[Task goal]
With the exception of the pictures, write out the data below precisely.

[Exercise data]

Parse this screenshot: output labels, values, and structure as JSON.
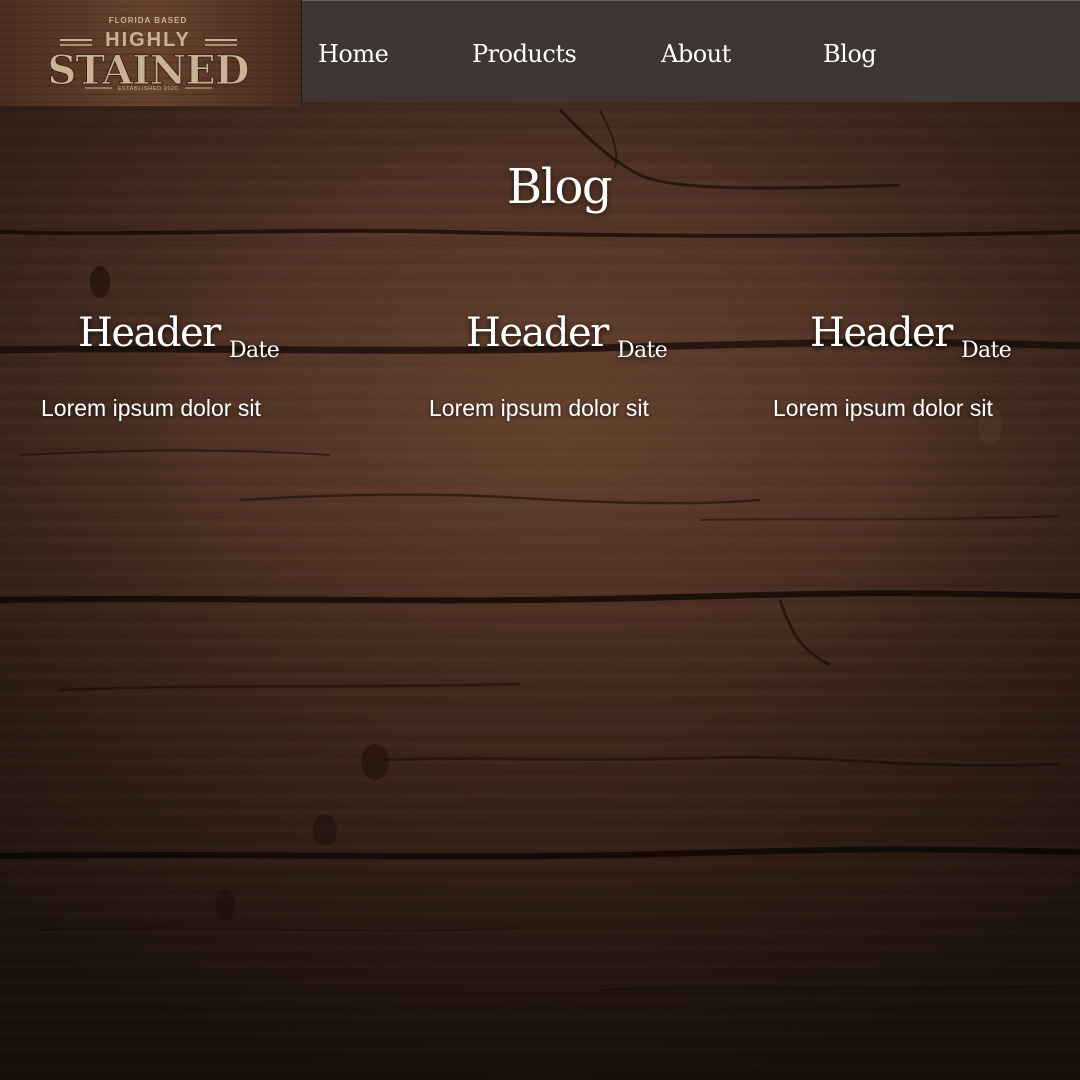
{
  "logo": {
    "top_text": "FLORIDA BASED",
    "line1": "HIGHLY",
    "line2": "STAINED",
    "bottom_text": "ESTABLISHED 2020"
  },
  "nav": {
    "items": [
      {
        "label": "Home"
      },
      {
        "label": "Products"
      },
      {
        "label": "About"
      },
      {
        "label": "Blog"
      }
    ]
  },
  "page": {
    "title": "Blog"
  },
  "posts": [
    {
      "header": "Header",
      "date": "Date",
      "body": "Lorem ipsum dolor sit"
    },
    {
      "header": "Header",
      "date": "Date",
      "body": "Lorem ipsum dolor sit"
    },
    {
      "header": "Header",
      "date": "Date",
      "body": "Lorem ipsum dolor sit"
    }
  ],
  "colors": {
    "nav_background": "#3f3533",
    "wood_dark": "#2a1911",
    "wood_mid": "#4a2e22",
    "text": "#ffffff",
    "logo_text": "#c9b295"
  }
}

[Result of the task]
Parse this screenshot: output labels, values, and structure as JSON.
{
  "logo": {
    "top_text": "FLORIDA BASED",
    "line1": "HIGHLY",
    "line2": "STAINED",
    "bottom_text": "ESTABLISHED 2020"
  },
  "nav": {
    "items": [
      {
        "label": "Home"
      },
      {
        "label": "Products"
      },
      {
        "label": "About"
      },
      {
        "label": "Blog"
      }
    ]
  },
  "page": {
    "title": "Blog"
  },
  "posts": [
    {
      "header": "Header",
      "date": "Date",
      "body": "Lorem ipsum dolor sit"
    },
    {
      "header": "Header",
      "date": "Date",
      "body": "Lorem ipsum dolor sit"
    },
    {
      "header": "Header",
      "date": "Date",
      "body": "Lorem ipsum dolor sit"
    }
  ],
  "colors": {
    "nav_background": "#3f3533",
    "wood_dark": "#2a1911",
    "wood_mid": "#4a2e22",
    "text": "#ffffff",
    "logo_text": "#c9b295"
  }
}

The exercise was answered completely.